A couple of days ago I saw a fascinating interview with András Bruck, a writer and an astute observer of the Hungarian political scene. Every time a new Bruck article appears, which is not that often, there is great excitement among people whose political views are similar to mine. For a number of years now, I have been an admirer, but this was the first time that I saw him in an interview situation. He didn’t disappoint me.
During the long interview Bruck talked about an interesting characteristic of Viktor Orbán. The greater the pressure, the greater his boldness. As if he were tempting fate. Almost as if he were testing the threshold at the point of no return. This characteristic has become especially pronounced lately as pressure on him, both internationally and at home, mounts. If Hungary’s allies don’t like his policies toward Russia, he makes sure that in every speech, whether the reference is appropriate to the occasion or not, he talks about the soundness of his foreign policy. If there is serious discontent at home because of his government’s corruption and his own questionable business dealings, he flaunts his close connection with two of his front men by attending the opening of their new ill-gotten businesses. Almost like a serial killer who gets bolder and bolder with each new murder, as if he wants to be caught.
Today I’m going to concentrate on one manifestation of that boldness: Hungarian-Russian relations. It is abundantly clear that neither the United States nor the European Union is happy with Orbán’s Russia policy. This unhappiness has been expressed in all sorts of ways, some subtle, some less so. One would expect that Orbán, even if he didn’t heed Western advice, would at least not call attention to his close ties to Vladimir Putin. But not so. In the last couple of days Orbán made it known that in his opinion Hungary’s national interest is his only concern and that a friendship with Russia is of paramount importance to his government.
On November 19 Orbán addressed the Diaspora Council, one of the many new Fidesz creations that is supposed to strengthen “national unity” across borders. He delivered an hour-long speech in which he felt it necessary to explain his position on Russia.
We have a given geopolitical situation…. We have more powerful and bigger neighbors to the East and to the West. Germanic people to the west, Slavic to the east, and a bit father the Russians. Consequently, we will be loyal to our NATO allies even if we do not share even 50 percent of what they say and think… We do not want a new Cold War. I grew up in the Cold War and I have no wish to end my life in another one…. We will express our discontent to anyone when we see our national interests being harmed. We do not want a new Wall to the East.
Two days later, in a speech to an audience of about 150 people at the Stiftung Familieunternehmen in Baden-Baden, he returned to the topic but this time the message was different. After all, he delivered that speech in Germany. Here he showed himself to be a great friend of Ukraine, the sovereignty of which is of the utmost importance to Hungary because “we think that there must be something between Russia and Hungary…. We once had a common border with the Soviet Union and that was quite an adventure.”

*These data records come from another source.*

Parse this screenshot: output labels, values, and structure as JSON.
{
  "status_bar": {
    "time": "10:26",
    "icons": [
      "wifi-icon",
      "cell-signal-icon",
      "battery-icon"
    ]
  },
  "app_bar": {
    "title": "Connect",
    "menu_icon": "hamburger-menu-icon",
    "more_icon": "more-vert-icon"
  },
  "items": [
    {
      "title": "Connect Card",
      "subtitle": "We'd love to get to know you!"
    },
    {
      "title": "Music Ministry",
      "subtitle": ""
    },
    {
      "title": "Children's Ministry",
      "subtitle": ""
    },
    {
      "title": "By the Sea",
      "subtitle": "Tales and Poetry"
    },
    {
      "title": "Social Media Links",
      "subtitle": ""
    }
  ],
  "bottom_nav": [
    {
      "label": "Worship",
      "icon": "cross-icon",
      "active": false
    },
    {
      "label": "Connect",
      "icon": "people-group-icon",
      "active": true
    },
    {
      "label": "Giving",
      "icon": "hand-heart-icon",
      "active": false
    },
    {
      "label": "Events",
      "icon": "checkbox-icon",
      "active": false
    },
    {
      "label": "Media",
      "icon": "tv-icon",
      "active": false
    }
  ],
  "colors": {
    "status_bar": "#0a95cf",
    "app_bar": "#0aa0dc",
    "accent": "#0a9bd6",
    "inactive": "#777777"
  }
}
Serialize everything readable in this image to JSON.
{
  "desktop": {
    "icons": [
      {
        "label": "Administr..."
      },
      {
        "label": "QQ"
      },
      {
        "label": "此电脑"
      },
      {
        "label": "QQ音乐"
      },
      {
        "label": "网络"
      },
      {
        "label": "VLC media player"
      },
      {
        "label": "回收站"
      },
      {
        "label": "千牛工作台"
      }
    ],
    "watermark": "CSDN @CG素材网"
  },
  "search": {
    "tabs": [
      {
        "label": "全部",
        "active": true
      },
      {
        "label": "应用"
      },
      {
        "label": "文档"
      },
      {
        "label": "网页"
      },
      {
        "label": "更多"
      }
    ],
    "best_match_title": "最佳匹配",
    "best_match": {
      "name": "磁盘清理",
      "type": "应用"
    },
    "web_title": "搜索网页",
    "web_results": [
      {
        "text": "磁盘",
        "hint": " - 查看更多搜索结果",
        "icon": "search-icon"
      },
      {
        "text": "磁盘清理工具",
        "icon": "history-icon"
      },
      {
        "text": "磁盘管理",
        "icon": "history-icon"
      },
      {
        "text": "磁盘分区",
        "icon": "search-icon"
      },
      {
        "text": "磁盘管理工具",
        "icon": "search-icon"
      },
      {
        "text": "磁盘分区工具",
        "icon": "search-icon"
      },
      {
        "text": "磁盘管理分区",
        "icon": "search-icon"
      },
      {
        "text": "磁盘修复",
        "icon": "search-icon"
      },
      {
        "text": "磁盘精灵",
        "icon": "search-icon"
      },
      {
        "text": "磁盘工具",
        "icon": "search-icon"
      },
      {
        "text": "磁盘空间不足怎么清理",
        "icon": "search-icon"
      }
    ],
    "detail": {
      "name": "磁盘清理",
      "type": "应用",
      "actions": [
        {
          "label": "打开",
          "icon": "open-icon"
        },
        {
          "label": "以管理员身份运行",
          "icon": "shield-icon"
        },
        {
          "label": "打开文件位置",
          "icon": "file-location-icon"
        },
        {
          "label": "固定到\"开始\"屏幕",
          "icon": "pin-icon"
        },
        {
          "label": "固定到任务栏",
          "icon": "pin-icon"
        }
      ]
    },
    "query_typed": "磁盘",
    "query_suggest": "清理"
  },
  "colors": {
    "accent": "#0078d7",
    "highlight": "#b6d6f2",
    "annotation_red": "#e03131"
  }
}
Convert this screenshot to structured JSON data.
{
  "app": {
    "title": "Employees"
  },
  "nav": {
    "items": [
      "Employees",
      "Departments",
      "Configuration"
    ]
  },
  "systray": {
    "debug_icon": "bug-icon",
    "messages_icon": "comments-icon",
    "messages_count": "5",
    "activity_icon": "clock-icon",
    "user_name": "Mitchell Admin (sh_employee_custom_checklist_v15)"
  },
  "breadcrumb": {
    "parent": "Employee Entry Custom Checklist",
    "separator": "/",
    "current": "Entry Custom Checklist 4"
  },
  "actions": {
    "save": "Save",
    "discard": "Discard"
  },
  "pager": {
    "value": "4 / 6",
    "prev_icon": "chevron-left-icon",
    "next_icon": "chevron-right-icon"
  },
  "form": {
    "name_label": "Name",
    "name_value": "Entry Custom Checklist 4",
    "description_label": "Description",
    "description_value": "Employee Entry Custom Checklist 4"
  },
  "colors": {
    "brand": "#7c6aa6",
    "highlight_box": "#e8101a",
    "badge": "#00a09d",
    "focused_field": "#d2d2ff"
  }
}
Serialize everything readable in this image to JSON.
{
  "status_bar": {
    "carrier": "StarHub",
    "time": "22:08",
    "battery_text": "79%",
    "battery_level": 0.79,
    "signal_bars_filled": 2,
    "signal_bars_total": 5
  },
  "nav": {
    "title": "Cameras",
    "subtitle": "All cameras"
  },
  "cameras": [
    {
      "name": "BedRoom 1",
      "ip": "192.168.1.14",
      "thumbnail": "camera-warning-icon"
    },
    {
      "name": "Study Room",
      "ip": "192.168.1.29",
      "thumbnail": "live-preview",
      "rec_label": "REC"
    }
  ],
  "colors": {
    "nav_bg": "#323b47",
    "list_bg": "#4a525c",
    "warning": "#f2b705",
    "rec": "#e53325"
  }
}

Now let’s look at Hungarian-Russian relations from the vantage point of Moscow. On November 19 Vladimir Putin hailed Hungary as one of Russia’s most important partners. “We share the attitude of the Hungarian leadership aimed at growing constructive dialogue, jointly carrying out planned very large investment projects,” Putin announced at a Kremlin ceremony where Hungary’s new ambassador presented his credentials. He said Russia considered Budapest “one of the most important political, trade and economic partners.”
On the same day Péter Szijjártó was in Moscow to talk with Sergei Lavrov, Russia’s foreign minister. As MTI reported, both men were upbeat after their meeting. Lavrov praised Hungary for not being antagonistic toward Russsia, adding that “there are more and more responsible member states in NATO and the European Union” who urge dialogue based on mutual respect. Hungary is certainly one of these, he added. Lavrov especially appreciated the fact that Hungary had confirmed its resolve to build the Hungarian section of the Southern Stream project.
Szijjártó was also upbeat. He expressed his hope for early negotiations between the European Union and Russia over the construction of the Southern Stream. He emphasized that Hungary looks upon Russia as an important partner that plays a key role in ensuring the energy security of Central Europe. The rebuilding of practical and constructive cooperation between Russia and the European Union is in Hungary’s interest, Szijjártó emphasized.
Finally, a piece of information about Hungarian-Russian relations that the Hungarian government neglected to tell the country’s inhabitants. The most widely read Russian news portal, Gazeta.ru, ran an interview with Liubov Shishelina, a Russian expert on Hungary. From that interview we learned that Szijjártó went to Moscow not only to talk with Lavrov and other Russian politicians but also to prepare a forthcoming meeting, the fifth since 2010, between Putin and Orbán. This is not the first time that we learn details of Hungarian foreign policy from Russian sources.